- _Your instructions_: The listing is to be reproduced in full, with no character altered.

━━ Material for this task ━━

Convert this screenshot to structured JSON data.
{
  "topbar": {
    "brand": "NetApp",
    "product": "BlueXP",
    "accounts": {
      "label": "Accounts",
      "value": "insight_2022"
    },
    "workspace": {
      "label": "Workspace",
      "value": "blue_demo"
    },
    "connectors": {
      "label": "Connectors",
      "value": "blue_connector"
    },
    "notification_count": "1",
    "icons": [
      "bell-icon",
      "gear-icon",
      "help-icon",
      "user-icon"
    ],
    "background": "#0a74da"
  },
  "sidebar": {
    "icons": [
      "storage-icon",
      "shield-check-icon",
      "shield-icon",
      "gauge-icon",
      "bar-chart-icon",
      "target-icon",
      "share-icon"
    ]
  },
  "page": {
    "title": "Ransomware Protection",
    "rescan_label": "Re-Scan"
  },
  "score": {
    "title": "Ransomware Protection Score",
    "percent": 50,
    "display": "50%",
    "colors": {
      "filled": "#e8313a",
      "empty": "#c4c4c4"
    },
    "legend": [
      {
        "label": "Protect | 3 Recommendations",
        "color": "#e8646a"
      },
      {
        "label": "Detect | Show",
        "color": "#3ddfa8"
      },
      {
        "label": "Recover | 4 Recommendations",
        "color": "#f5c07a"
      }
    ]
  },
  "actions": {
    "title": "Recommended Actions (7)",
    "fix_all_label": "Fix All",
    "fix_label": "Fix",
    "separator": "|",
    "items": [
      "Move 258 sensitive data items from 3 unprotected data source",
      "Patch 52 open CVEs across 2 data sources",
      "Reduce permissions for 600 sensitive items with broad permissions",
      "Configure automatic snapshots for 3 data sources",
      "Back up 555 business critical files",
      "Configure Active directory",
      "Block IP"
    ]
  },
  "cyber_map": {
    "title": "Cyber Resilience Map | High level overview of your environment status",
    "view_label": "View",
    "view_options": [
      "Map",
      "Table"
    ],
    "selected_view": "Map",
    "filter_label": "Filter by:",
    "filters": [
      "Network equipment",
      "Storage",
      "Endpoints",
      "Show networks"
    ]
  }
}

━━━

- _Response_:
Convert this screenshot to structured JSON data.
{
  "topbar": {
    "brand": "NetApp",
    "product": "BlueXP",
    "accounts": {
      "label": "Accounts",
      "value": "insight_2022"
    },
    "workspace": {
      "label": "Workspace",
      "value": "blue_demo"
    },
    "connectors": {
      "label": "Connectors",
      "value": "blue_connector"
    },
    "notification_count": "1",
    "icons": [
      "bell-icon",
      "gear-icon",
      "help-icon",
      "user-icon"
    ],
    "background": "#0a74da"
  },
  "sidebar": {
    "icons": [
      "storage-icon",
      "shield-check-icon",
      "shield-icon",
      "gauge-icon",
      "bar-chart-icon",
      "target-icon",
      "share-icon"
    ]
  },
  "page": {
    "title": "Ransomware Protection",
    "rescan_label": "Re-Scan"
  },
  "score": {
    "title": "Ransomware Protection Score",
    "percent": 50,
    "display": "50%",
    "colors": {
      "filled": "#e8313a",
      "empty": "#c4c4c4"
    },
    "legend": [
      {
        "label": "Protect | 3 Recommendations",
        "color": "#e8646a"
      },
      {
        "label": "Detect | Show",
        "color": "#3ddfa8"
      },
      {
        "label": "Recover | 4 Recommendations",
        "color": "#f5c07a"
      }
    ]
  },
  "actions": {
    "title": "Recommended Actions (7)",
    "fix_all_label": "Fix All",
    "fix_label": "Fix",
    "separator": "|",
    "items": [
      "Move 258 sensitive data items from 3 unprotected data source",
      "Patch 52 open CVEs across 2 data sources",
      "Reduce permissions for 600 sensitive items with broad permissions",
      "Configure automatic snapshots for 3 data sources",
      "Back up 555 business critical files",
      "Configure Active directory",
      "Block IP"
    ]
  },
  "cyber_map": {
    "title": "Cyber Resilience Map | High level overview of your environment status",
    "view_label": "View",
    "view_options": [
      "Map",
      "Table"
    ],
    "selected_view": "Map",
    "filter_label": "Filter by:",
    "filters": [
      "Network equipment",
      "Storage",
      "Endpoints",
      "Show networks"
    ]
  }
}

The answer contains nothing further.